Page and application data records
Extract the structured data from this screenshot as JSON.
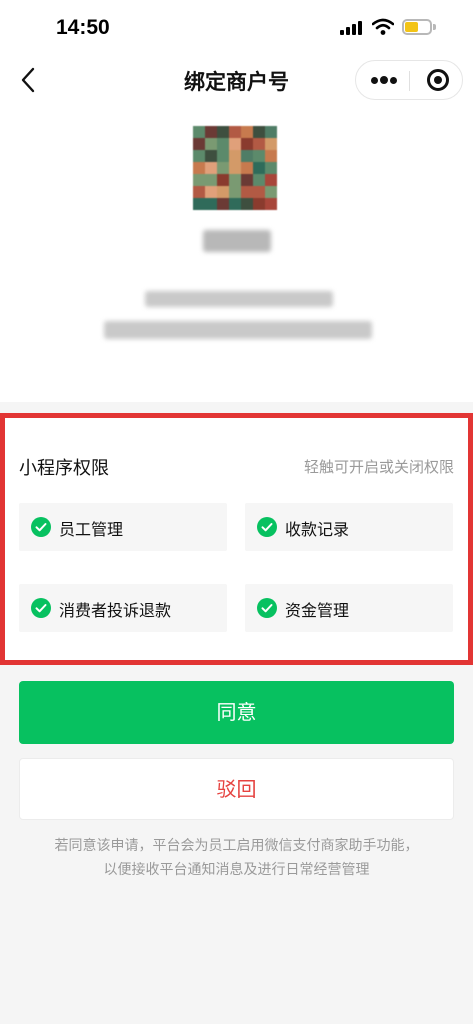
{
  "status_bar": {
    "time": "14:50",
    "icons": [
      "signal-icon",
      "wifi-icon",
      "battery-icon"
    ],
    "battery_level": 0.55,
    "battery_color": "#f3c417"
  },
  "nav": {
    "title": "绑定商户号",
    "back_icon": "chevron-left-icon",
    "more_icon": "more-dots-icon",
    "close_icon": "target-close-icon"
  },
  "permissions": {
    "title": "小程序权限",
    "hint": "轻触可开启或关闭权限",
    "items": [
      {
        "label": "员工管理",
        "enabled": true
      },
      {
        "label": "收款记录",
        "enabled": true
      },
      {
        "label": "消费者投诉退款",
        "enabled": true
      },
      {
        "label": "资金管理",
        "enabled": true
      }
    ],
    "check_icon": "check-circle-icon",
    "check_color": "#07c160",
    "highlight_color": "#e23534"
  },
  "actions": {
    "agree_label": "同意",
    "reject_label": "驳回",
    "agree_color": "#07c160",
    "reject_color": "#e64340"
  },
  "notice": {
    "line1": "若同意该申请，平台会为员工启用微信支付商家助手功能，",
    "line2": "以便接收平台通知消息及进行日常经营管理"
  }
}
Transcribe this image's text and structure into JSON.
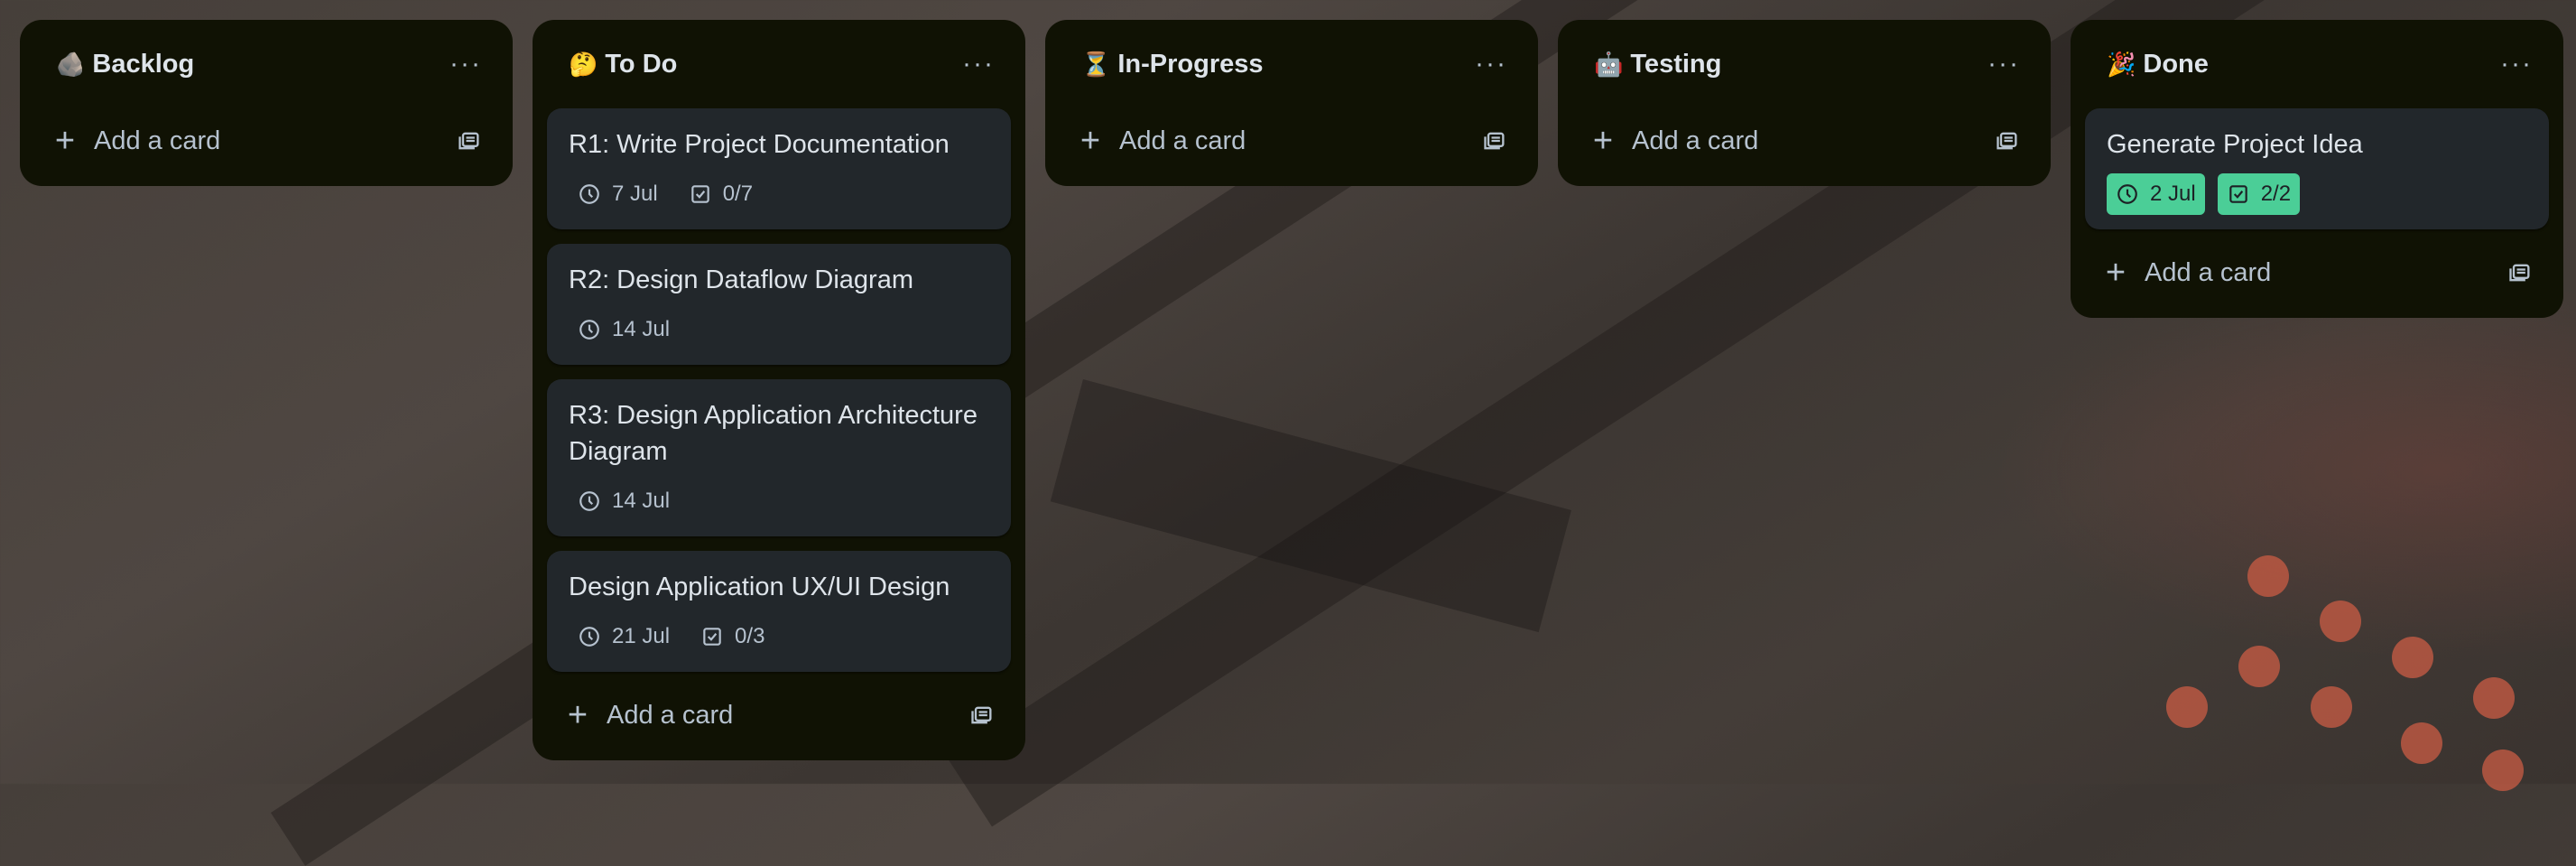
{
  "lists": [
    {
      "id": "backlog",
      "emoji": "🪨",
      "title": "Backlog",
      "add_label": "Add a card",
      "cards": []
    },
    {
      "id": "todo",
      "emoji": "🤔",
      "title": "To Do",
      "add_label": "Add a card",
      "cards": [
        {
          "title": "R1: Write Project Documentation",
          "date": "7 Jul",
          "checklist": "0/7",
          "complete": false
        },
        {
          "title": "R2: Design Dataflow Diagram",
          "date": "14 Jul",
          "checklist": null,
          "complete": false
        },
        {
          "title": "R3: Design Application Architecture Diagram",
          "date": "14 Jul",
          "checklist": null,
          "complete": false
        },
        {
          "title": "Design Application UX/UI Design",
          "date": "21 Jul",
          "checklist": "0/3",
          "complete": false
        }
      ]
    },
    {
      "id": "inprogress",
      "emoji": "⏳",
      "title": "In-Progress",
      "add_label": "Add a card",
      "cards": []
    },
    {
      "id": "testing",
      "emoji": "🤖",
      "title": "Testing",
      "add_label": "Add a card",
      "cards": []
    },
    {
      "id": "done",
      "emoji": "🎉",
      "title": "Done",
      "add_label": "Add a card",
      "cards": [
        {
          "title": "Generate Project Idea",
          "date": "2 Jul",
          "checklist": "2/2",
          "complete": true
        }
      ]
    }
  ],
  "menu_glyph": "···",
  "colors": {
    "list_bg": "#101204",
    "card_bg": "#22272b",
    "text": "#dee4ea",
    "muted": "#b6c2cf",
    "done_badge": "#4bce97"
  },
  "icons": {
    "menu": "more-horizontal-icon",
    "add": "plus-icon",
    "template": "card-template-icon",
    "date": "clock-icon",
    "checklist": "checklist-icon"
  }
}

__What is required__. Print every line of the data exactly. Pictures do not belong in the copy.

__Task output__.
Extract the structured data from this screenshot as JSON.
{
  "status_bar": {
    "time": "14:50",
    "icons": [
      "signal-icon",
      "wifi-icon",
      "battery-icon"
    ],
    "battery_level": 0.55,
    "battery_color": "#f3c417"
  },
  "nav": {
    "title": "绑定商户号",
    "back_icon": "chevron-left-icon",
    "more_icon": "more-dots-icon",
    "close_icon": "target-close-icon"
  },
  "permissions": {
    "title": "小程序权限",
    "hint": "轻触可开启或关闭权限",
    "items": [
      {
        "label": "员工管理",
        "enabled": true
      },
      {
        "label": "收款记录",
        "enabled": true
      },
      {
        "label": "消费者投诉退款",
        "enabled": true
      },
      {
        "label": "资金管理",
        "enabled": true
      }
    ],
    "check_icon": "check-circle-icon",
    "check_color": "#07c160",
    "highlight_color": "#e23534"
  },
  "actions": {
    "agree_label": "同意",
    "reject_label": "驳回",
    "agree_color": "#07c160",
    "reject_color": "#e64340"
  },
  "notice": {
    "line1": "若同意该申请，平台会为员工启用微信支付商家助手功能，",
    "line2": "以便接收平台通知消息及进行日常经营管理"
  }
}
Transcribe this image's text and structure into JSON.
{
  "lists": [
    {
      "id": "backlog",
      "emoji": "🪨",
      "title": "Backlog",
      "add_label": "Add a card",
      "cards": []
    },
    {
      "id": "todo",
      "emoji": "🤔",
      "title": "To Do",
      "add_label": "Add a card",
      "cards": [
        {
          "title": "R1: Write Project Documentation",
          "date": "7 Jul",
          "checklist": "0/7",
          "complete": false
        },
        {
          "title": "R2: Design Dataflow Diagram",
          "date": "14 Jul",
          "checklist": null,
          "complete": false
        },
        {
          "title": "R3: Design Application Architecture Diagram",
          "date": "14 Jul",
          "checklist": null,
          "complete": false
        },
        {
          "title": "Design Application UX/UI Design",
          "date": "21 Jul",
          "checklist": "0/3",
          "complete": false
        }
      ]
    },
    {
      "id": "inprogress",
      "emoji": "⏳",
      "title": "In-Progress",
      "add_label": "Add a card",
      "cards": []
    },
    {
      "id": "testing",
      "emoji": "🤖",
      "title": "Testing",
      "add_label": "Add a card",
      "cards": []
    },
    {
      "id": "done",
      "emoji": "🎉",
      "title": "Done",
      "add_label": "Add a card",
      "cards": [
        {
          "title": "Generate Project Idea",
          "date": "2 Jul",
          "checklist": "2/2",
          "complete": true
        }
      ]
    }
  ],
  "menu_glyph": "···",
  "colors": {
    "list_bg": "#101204",
    "card_bg": "#22272b",
    "text": "#dee4ea",
    "muted": "#b6c2cf",
    "done_badge": "#4bce97"
  },
  "icons": {
    "menu": "more-horizontal-icon",
    "add": "plus-icon",
    "template": "card-template-icon",
    "date": "clock-icon",
    "checklist": "checklist-icon"
  }
}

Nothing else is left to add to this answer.